"As a society, we have made a commitment not to let people die in the street because of lack of medical care, " she said, noting that hospital emergency rooms have to accept the uninsured. "It's not unreasonable to say that people be required to carry some sort of coverage."
Massachusetts enacted an individual requirement in 2006, after a compromise between then-Republican Governor Mitt Romney and Democratic state legislators. As a candidate, President Obama opposed the individual requirement as too costly for the average household. He accepted it after it became the only approach that could pass both the House and Senate.
New York Times writer Sheryl Gay Stolberg wrote on December 14 that the Florida and Virginia challenges were filed in courthouses where conservative judges prevail, and where appeals would flow to the country’s most conservative circuits.
"Although the science is imprecise and often disputed, some scholars have found patterns of partisan divisions at all levels of the federal judiciary, based on the appointing president. At the district court level, there is generally a high degree of consensus among judges in similar cases, except when they confront polarizing constitutional questions like abortion, campaign finance and now health care, ” added Stolberg.
“When the law is fairly clear, politics don’t matter much, ” said Mark A. Hall, a professor of law and public health at Wake Forest University in the Times article. “But when the law is unsettled, inchoate, undeveloped, let’s say, it’s natural that judges’ political, social and economic views will shape how they see things.”
Public Policy and the Constitution
A day after Judge Hudson's ruling, U.S. Attorney General Eric Holder and Secretary Sebelius wrote in a Washington Post editorial:
"The majority of Americans who have health insurance pay a higher price because of our broken system. Every insured family pays an average of $1, 000 more a year in premiums to cover the care of those who have no insurance.
"Everyone wants health care to be affordable and available when they need it. But we have to stop imposing extra costs on people who carry insurance, and that means everyone who can afford coverage needs to carry minimum health coverage starting in 2014."

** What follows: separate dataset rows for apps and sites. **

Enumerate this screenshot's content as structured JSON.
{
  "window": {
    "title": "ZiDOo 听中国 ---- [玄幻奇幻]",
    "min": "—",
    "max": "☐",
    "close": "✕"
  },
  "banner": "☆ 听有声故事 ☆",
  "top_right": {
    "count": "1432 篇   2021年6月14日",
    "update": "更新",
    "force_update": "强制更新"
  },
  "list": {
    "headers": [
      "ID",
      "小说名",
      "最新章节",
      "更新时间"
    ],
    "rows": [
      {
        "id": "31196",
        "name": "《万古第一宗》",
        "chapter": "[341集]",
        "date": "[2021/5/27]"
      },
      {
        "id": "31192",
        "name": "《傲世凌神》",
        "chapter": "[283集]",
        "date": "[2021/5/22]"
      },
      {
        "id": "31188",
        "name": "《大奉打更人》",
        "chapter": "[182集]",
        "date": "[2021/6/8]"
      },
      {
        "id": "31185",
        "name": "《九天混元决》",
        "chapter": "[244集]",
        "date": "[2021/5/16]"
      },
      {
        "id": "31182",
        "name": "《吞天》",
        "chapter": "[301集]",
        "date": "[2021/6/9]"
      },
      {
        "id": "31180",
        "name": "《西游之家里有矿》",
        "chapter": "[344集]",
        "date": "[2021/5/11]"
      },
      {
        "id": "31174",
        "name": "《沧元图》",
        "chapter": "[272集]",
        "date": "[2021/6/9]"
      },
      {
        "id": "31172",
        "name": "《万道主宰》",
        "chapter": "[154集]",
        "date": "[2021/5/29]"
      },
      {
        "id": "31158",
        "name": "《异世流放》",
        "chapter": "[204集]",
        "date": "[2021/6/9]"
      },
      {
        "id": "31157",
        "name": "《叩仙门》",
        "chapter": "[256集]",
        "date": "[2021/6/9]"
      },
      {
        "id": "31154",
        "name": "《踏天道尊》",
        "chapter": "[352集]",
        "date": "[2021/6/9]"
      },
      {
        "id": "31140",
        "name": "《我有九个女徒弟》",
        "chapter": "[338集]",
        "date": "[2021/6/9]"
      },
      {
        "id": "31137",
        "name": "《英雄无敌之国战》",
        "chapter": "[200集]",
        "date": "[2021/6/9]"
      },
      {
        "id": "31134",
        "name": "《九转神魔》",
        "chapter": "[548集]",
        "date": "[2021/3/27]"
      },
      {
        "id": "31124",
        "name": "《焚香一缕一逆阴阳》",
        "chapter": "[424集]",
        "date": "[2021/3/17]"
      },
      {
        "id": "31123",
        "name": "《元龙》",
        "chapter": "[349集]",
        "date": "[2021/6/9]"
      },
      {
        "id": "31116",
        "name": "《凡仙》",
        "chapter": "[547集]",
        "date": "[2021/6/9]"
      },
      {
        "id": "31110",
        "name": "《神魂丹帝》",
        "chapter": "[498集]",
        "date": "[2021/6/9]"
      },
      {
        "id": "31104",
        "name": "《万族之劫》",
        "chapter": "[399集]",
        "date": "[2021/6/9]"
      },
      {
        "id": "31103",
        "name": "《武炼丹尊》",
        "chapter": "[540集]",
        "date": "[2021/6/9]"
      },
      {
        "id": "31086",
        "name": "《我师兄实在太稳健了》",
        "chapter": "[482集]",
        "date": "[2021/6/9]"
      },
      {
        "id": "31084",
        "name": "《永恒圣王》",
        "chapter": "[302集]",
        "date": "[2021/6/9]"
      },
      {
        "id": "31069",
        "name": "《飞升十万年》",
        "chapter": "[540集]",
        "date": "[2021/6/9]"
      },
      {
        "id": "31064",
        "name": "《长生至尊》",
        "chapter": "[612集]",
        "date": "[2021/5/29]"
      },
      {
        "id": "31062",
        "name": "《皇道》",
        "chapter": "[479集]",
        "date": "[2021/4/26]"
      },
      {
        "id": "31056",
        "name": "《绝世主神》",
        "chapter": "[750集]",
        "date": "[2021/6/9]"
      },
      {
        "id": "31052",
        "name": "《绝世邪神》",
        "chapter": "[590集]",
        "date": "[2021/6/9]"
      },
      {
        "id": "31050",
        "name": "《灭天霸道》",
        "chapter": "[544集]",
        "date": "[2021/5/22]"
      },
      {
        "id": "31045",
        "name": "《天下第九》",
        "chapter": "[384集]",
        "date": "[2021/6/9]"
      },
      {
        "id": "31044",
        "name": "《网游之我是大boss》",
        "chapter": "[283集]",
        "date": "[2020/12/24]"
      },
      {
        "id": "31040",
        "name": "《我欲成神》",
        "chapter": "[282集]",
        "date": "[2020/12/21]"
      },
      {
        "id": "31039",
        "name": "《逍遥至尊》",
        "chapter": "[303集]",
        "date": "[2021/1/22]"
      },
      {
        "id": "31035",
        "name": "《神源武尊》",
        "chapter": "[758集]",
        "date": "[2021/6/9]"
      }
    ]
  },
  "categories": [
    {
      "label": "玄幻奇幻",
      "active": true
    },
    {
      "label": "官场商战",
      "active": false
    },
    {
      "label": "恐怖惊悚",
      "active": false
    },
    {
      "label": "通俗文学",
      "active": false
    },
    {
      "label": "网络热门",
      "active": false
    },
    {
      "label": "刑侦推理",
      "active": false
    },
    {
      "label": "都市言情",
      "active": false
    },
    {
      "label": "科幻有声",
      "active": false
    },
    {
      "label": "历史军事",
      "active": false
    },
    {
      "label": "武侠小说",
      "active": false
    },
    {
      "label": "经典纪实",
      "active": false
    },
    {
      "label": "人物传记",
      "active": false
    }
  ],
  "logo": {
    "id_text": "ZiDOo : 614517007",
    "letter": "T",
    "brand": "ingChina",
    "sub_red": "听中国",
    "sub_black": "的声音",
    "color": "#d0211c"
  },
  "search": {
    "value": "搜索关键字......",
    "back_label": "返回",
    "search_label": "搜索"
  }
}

But as the Tyler rebels reminded us in their challenge, Justice Oliver Wendell Holmes drew a line in the sand…when he wrote, “[A] strong public desire to improve the public condition is not enough to warrant achieving the desire by a shorter cut than the constitutional way of paying for the change.”